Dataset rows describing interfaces

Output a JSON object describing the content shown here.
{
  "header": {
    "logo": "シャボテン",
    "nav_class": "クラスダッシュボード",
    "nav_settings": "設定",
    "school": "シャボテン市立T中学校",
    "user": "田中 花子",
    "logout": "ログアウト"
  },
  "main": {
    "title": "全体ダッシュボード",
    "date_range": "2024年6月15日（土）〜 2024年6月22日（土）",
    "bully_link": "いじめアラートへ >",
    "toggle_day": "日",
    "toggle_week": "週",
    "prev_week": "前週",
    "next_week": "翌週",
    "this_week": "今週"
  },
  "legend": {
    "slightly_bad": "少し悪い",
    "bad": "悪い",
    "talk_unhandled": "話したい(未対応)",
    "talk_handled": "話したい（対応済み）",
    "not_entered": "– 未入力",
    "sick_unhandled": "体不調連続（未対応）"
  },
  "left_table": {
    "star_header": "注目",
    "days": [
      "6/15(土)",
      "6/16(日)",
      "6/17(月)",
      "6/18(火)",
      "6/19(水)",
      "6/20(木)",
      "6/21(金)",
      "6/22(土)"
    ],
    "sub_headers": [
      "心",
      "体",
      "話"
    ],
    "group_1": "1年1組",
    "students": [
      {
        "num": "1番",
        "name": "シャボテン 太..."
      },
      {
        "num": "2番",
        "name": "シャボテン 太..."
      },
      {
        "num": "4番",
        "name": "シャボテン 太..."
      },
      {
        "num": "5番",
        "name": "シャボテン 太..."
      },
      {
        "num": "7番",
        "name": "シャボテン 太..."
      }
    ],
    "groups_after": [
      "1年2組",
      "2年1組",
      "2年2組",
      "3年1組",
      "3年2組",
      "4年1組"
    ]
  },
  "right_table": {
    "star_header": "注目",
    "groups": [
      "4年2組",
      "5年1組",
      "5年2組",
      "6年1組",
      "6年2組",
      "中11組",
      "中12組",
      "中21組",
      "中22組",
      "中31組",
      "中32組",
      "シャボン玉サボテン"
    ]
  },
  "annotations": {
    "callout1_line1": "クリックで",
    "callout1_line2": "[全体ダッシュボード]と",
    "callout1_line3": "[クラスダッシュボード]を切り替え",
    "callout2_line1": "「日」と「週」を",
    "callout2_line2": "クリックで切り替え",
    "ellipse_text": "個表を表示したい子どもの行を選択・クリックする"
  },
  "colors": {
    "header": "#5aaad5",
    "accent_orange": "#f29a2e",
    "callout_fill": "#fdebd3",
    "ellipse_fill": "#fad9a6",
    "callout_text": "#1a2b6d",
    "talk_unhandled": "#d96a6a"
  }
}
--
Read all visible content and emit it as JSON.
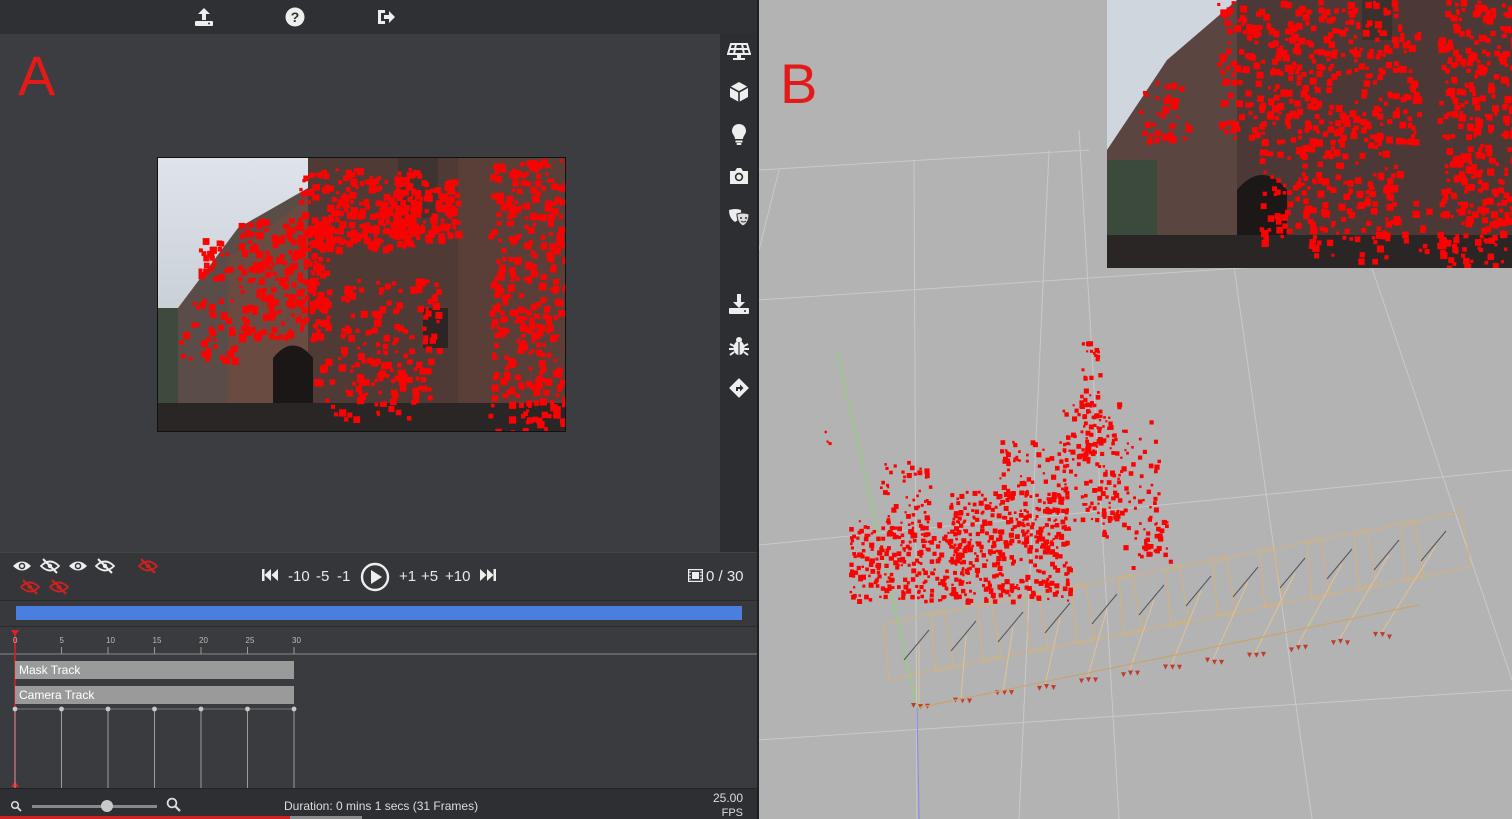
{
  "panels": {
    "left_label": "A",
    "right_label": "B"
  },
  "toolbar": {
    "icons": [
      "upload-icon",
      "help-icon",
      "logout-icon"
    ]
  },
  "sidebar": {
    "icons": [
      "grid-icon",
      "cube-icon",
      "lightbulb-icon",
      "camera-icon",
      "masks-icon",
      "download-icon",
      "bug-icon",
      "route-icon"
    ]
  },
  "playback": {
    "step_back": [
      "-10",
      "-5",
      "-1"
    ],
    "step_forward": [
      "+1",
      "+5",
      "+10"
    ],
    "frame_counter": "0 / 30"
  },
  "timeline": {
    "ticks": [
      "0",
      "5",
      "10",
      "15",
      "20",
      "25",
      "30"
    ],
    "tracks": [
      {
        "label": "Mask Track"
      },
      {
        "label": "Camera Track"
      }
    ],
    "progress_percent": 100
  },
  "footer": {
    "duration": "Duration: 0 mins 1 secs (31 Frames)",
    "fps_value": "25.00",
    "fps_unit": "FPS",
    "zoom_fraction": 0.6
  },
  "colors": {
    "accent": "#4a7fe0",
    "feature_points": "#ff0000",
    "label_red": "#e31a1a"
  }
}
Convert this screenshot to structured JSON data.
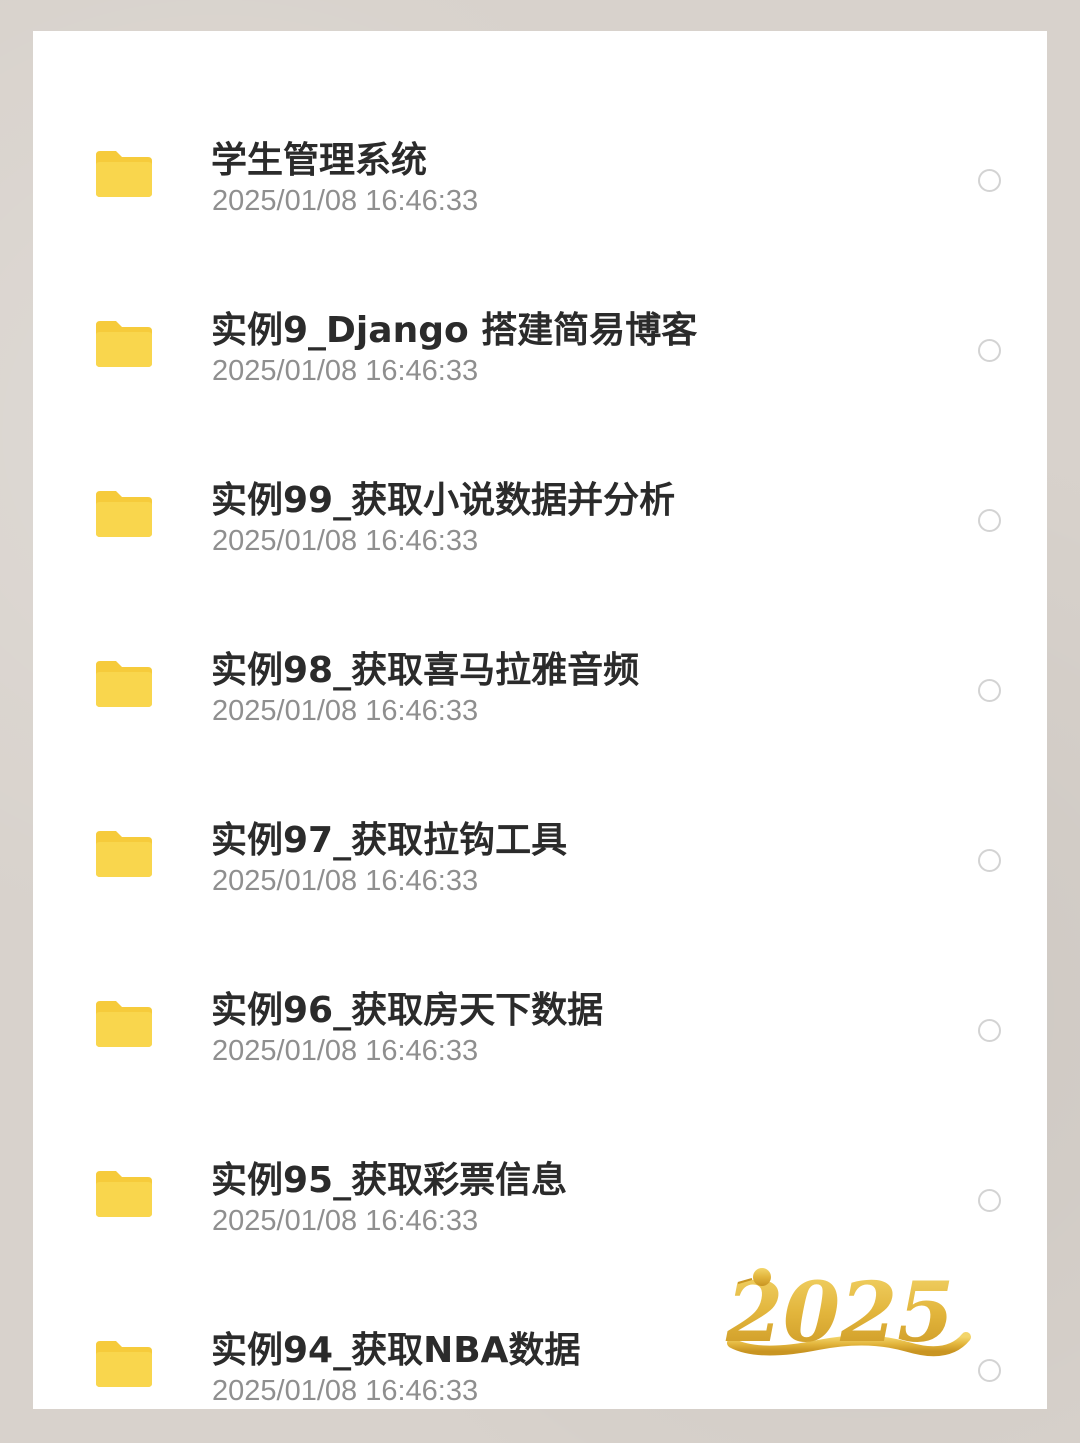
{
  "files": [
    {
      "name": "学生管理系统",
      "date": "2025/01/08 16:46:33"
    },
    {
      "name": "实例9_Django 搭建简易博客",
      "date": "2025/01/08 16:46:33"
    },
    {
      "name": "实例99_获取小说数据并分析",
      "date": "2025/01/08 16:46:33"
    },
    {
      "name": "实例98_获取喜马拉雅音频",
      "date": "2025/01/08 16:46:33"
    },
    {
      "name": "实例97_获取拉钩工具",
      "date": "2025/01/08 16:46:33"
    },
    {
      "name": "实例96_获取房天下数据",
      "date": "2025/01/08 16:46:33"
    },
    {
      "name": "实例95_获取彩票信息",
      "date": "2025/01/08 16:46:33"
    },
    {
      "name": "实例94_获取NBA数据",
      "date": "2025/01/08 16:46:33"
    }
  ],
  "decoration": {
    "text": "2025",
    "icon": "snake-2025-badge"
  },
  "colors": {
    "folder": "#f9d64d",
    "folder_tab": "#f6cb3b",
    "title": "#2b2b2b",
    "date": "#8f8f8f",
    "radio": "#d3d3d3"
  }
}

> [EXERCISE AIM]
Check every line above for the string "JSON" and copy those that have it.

> [RESPONSE]
Output a JSON object describing the content shown here.
Read all visible content and emit it as JSON.
Convert this screenshot to structured JSON data.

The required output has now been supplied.